MagaPill.com, whose owner is anonymous, has also heavily promoted a debunked conspiracy involving murdered DNC staffer Seth Rich. Conservatives like Fox News host Sean Hannity allege Rich may have be killed for releasing DNC emails to Wikileaks, which would seemingly disprove intelligence assessments that Russia hacked the emails. Rich’s parents have repeatedly stated police officers told them the murder appeared to be a botched robbery attempt in which the assailants panicked, immediately ran and abandoned their son’s personal belongings

The website’s name is a reference to “red pill,” a term pulled from the movie The Matrix that’s used by white nationalists and members of the alt-right to promote the conversion of people to their movement.

“To white supremacists, it means acknowledging that Jewish elites control the culture and are accelerating the destruction of the white race,” wrote Alice Marwick and Becca Lewis, who study the alt-right at the Data & Society Research Institute. “Red-pilling is the far-right equivalent of consciousness-raising or, in today’s lingo, becoming ‘woke.’ ”

The White House did not respond to a request for comment.

Dabbling in conspiracy theories is nothing new for Trump, who once championed the idea that President Obama’s birth certificate was fake. Trump has flirted with the conspiracy theory that former Supreme Court Justice Antonin Scalia was murdered, suggested “a heavy Arab population” in New Jersey celebrated after the attacks on Sept. 11, 2001 and has pushed the false theory that vaccines can cause autism.

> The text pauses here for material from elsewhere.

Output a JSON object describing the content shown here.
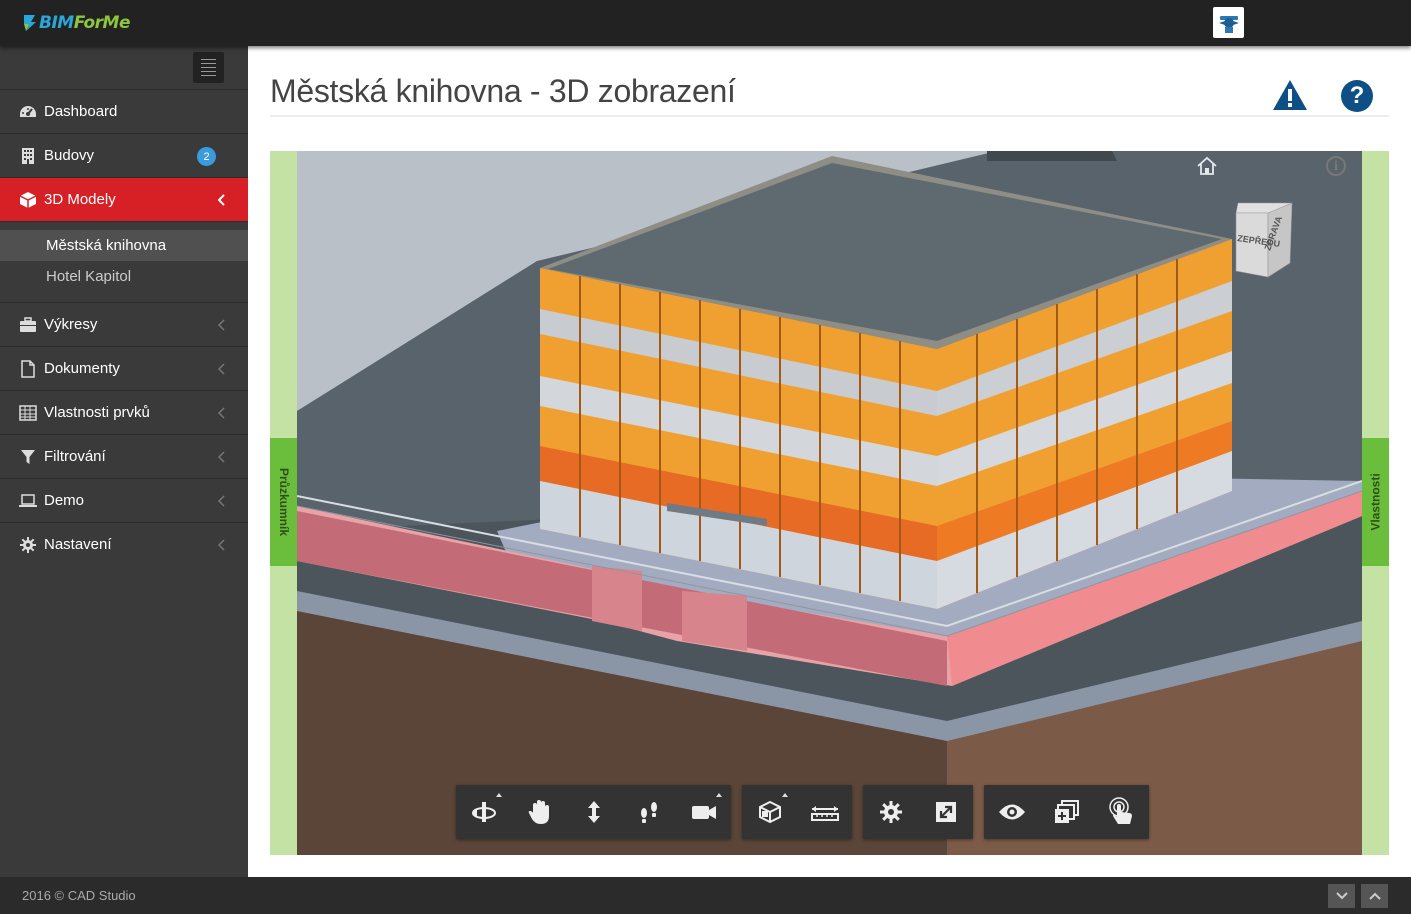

Trump has also suggested the government knew about the 9/11 attacks ahead of time, but chose to do nothing, earning strong rebukes at the time from Republicans.

“He’s wrong, and I think he’s deliberately promoting those views in order to advance his political interests,” said former Vice President Dick Cheney. U.S. Sen. Lindsey Graham (R., S.C.) called those views something “that only comes from the kook part of America.”

Last month, U.S. Sen. John McCain (R., Ariz.) took a not-so-veiled swipe at Trump’s promotion of baseless stories during a speech at United States Naval Academy.

“We have to fight against propaganda and crackpot conspiracy theories,” McCain said. “We have to fight isolationism, protectionism and nativism. We have to defeat those who would worsen our divisions,”